What I find most striking about this book is Julia’s obvious sense of sexual self-ownership. She expresses little in the way of trying to make herself more attractive to the boys. Instead, her intention seems to be making informed choices about her romantic adventures. We might read her cataloging of the boys’ access to transportation, ability to purchase gifts, and skills as sportsmen or dancers, as Julia’s way of assessing their worth in the sexual marketplace. This was very much a book about what she expected of the boys, not the other way around. Julia Heller Boy Friends Book also gives us a glimpse into the courtship rituals of youth culture in small-town America in the early 1930s. Although she makes little mention of specific songs or films, dancing, movies, sports and recreation clearly were important aspects of the heterosocial interaction in her community. Julia lets us into her world, and reminds us how far removed from large-scale events, such as a global economic depression, youth can be.
Julia Heller Boy Friends Book was a new source for me. I have never encountered such an item before now, although my students who work as summer camp counselors assure me (warn me?) that such books are commonplace even today. I’m curious to hear what others think about these books – where have you encountered them, and what secrets do they offer?
I am very grateful to the students enrolled in my research seminar on the history of sex and sexuality in America this semester at Grinnell College. I shared this document and the bits of info I had found on Julia’s life with them, and they enthusiastically offered suggestions on what this document offers us as historians.
*As awkward as it sounds and looks, the listed title for the manuscript is Julia Heller Boy Friends Book, June 1932.
I direct students to the following repositories for this assignment:
Women and Social Movements, 1600-2000 [Please note that Women and Social Movements, like North American Women’s Letters and Diaries, require an institutional subscription.]
Women Working, 1800-1930
Chicago Women’s Liberation Union Herstory Project Historical Archive
University of Iowa’s Iowa Digital Library
really quite fascinating – thanks for sharing! I had similar “lists” of boys I liked, but never something this comprehensive. haha
[…] Adventures in the Archives: Julia Heller’s “Boy Friends Book” […]
Reblogged this on DailyHistory.org and commented:

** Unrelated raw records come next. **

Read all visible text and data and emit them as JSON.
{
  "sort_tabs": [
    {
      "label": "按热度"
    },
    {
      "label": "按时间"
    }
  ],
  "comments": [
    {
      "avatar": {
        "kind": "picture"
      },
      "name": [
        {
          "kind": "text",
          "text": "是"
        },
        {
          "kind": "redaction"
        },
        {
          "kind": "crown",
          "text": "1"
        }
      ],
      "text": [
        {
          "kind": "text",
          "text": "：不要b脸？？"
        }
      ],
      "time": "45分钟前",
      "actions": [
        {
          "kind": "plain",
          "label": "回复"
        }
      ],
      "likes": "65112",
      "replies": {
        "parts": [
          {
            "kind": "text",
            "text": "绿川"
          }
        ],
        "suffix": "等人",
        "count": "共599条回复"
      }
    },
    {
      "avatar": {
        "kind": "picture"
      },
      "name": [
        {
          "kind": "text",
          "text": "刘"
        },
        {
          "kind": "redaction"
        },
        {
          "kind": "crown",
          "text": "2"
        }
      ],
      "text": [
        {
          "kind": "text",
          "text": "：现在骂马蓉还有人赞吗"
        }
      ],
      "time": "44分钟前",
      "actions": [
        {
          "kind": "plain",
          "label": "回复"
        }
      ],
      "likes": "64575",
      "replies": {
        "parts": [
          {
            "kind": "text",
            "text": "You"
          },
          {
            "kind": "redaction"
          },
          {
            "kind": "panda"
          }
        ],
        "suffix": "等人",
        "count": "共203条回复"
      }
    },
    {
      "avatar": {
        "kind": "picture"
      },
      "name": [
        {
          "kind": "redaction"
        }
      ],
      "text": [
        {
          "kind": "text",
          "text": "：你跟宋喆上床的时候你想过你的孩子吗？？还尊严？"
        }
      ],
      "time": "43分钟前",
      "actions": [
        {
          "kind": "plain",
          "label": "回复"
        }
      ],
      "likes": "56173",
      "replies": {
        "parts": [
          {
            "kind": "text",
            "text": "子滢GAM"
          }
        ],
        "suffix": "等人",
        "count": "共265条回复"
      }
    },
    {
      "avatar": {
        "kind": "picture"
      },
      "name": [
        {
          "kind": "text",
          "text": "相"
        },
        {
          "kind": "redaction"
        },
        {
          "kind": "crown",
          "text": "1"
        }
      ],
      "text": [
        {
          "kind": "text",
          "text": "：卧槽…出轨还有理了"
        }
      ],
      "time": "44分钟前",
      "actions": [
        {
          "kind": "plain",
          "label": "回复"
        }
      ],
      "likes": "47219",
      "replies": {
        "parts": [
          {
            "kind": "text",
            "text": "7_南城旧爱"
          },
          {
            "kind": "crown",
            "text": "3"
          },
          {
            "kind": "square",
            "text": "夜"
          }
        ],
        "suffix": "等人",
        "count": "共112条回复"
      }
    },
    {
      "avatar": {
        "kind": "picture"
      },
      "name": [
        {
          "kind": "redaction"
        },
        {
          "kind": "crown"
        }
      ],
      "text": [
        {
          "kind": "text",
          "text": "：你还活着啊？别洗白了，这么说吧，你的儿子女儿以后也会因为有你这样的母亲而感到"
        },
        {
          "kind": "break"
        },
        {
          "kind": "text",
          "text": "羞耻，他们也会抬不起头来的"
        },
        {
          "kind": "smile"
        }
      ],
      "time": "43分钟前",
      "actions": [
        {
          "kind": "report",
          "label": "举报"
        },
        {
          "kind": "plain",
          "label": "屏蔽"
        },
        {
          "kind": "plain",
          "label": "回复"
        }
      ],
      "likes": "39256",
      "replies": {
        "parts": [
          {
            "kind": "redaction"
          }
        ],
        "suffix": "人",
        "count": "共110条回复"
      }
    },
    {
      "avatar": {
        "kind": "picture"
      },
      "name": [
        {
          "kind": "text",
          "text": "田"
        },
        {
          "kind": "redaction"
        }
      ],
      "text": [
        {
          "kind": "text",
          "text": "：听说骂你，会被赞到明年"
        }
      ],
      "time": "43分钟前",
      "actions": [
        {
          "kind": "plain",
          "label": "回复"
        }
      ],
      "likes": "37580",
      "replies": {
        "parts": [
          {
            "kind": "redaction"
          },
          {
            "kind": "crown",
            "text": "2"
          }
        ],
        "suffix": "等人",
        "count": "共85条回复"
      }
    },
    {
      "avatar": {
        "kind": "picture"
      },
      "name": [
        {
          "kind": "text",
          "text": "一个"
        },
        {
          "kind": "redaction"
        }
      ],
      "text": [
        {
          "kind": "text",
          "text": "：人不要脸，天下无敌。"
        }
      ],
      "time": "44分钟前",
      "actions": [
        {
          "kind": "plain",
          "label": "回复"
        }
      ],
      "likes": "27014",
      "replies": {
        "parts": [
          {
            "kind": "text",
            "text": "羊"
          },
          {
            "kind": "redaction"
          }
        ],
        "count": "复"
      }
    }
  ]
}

Today’s Sunday “Blog” from the Past is from Carolyn Herbst Lewis at Nursing Clio. Lewis’s post describes a manuscript written in 1934-35 by Julia Heller (14 to 15 year old girl). Lewis found Heller’s diary in the North American Women’s Letters and Diaries Archives. In the diary, the Heller assesses the merits of thirty boys that she knew and whether or not they were worthy of marriage. She also described a number of her experiences with these boys. This diary is far more innocent than the infamous Duke student’s power point of her um……um……boyfriends, but Heller demonstrates a surprising “sense of sexual self-ownership.” It is a quick and interesting read.